EXERCISE PROMPT>
Each line of the records must appear in your answer exactly, with no pictures.

==============================

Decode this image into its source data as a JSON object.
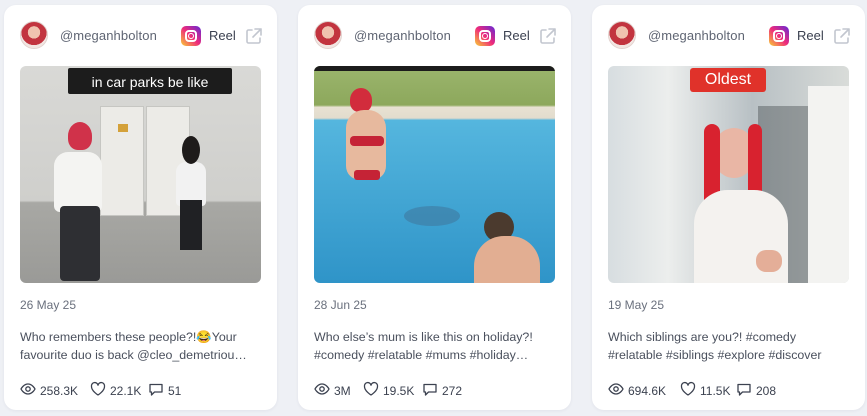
{
  "colors": {
    "background": "#eef0f5",
    "card": "#ffffff",
    "text_muted": "#6a707d",
    "oldest_label": "#e0322a"
  },
  "cards": [
    {
      "handle": "@meganhbolton",
      "type_label": "Reel",
      "overlay_text": "in car parks be like",
      "date": "26 May 25",
      "caption_line1": "Who remembers these people?!😂Your",
      "caption_line2": "favourite duo is back @cleo_demetriou…",
      "views": "258.3K",
      "likes": "22.1K",
      "comments": "51"
    },
    {
      "handle": "@meganhbolton",
      "type_label": "Reel",
      "date": "28 Jun 25",
      "caption_line1": "Who else’s mum is like this on holiday?!",
      "caption_line2": "#comedy #relatable #mums #holiday…",
      "views": "3M",
      "likes": "19.5K",
      "comments": "272"
    },
    {
      "handle": "@meganhbolton",
      "type_label": "Reel",
      "overlay_text": "Oldest",
      "date": "19 May 25",
      "caption_line1": "Which siblings are you?! #comedy",
      "caption_line2": "#relatable #siblings #explore #discover",
      "views": "694.6K",
      "likes": "11.5K",
      "comments": "208"
    }
  ],
  "icons": {
    "platform": "instagram-icon",
    "external": "external-link-icon",
    "views": "eye-icon",
    "likes": "heart-icon",
    "comments": "comment-icon"
  }
}
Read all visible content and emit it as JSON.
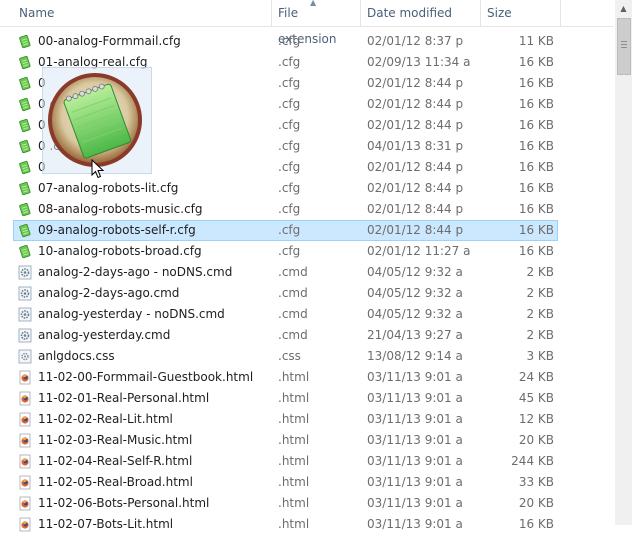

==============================

EXERCISE RESPONSE>
Decode this image into its source data as a JSON object.
{
  "colors": {
    "background": "#eef0f5",
    "card": "#ffffff",
    "text_muted": "#6a707d",
    "oldest_label": "#e0322a"
  },
  "cards": [
    {
      "handle": "@meganhbolton",
      "type_label": "Reel",
      "overlay_text": "in car parks be like",
      "date": "26 May 25",
      "caption_line1": "Who remembers these people?!😂Your",
      "caption_line2": "favourite duo is back @cleo_demetriou…",
      "views": "258.3K",
      "likes": "22.1K",
      "comments": "51"
    },
    {
      "handle": "@meganhbolton",
      "type_label": "Reel",
      "date": "28 Jun 25",
      "caption_line1": "Who else’s mum is like this on holiday?!",
      "caption_line2": "#comedy #relatable #mums #holiday…",
      "views": "3M",
      "likes": "19.5K",
      "comments": "272"
    },
    {
      "handle": "@meganhbolton",
      "type_label": "Reel",
      "overlay_text": "Oldest",
      "date": "19 May 25",
      "caption_line1": "Which siblings are you?! #comedy",
      "caption_line2": "#relatable #siblings #explore #discover",
      "views": "694.6K",
      "likes": "11.5K",
      "comments": "208"
    }
  ],
  "icons": {
    "platform": "instagram-icon",
    "external": "external-link-icon",
    "views": "eye-icon",
    "likes": "heart-icon",
    "comments": "comment-icon"
  }
}
Read all visible content and emit it as JSON.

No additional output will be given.